Items from a data source:
== == ==

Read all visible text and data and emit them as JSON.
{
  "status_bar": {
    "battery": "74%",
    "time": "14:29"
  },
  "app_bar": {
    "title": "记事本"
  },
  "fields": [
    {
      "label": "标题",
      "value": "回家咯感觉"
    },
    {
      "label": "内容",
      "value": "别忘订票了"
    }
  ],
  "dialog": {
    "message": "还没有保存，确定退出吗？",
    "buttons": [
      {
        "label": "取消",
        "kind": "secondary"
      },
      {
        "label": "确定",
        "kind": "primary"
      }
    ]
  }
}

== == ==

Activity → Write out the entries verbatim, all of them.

Solution to the exercise →
Read all visible text and data and emit them as JSON.
{
  "status_bar": {
    "battery": "74%",
    "time": "14:29"
  },
  "app_bar": {
    "title": "记事本"
  },
  "fields": [
    {
      "label": "标题",
      "value": "回家咯感觉"
    },
    {
      "label": "内容",
      "value": "别忘订票了"
    }
  ],
  "dialog": {
    "message": "还没有保存，确定退出吗？",
    "buttons": [
      {
        "label": "取消",
        "kind": "secondary"
      },
      {
        "label": "确定",
        "kind": "primary"
      }
    ]
  }
}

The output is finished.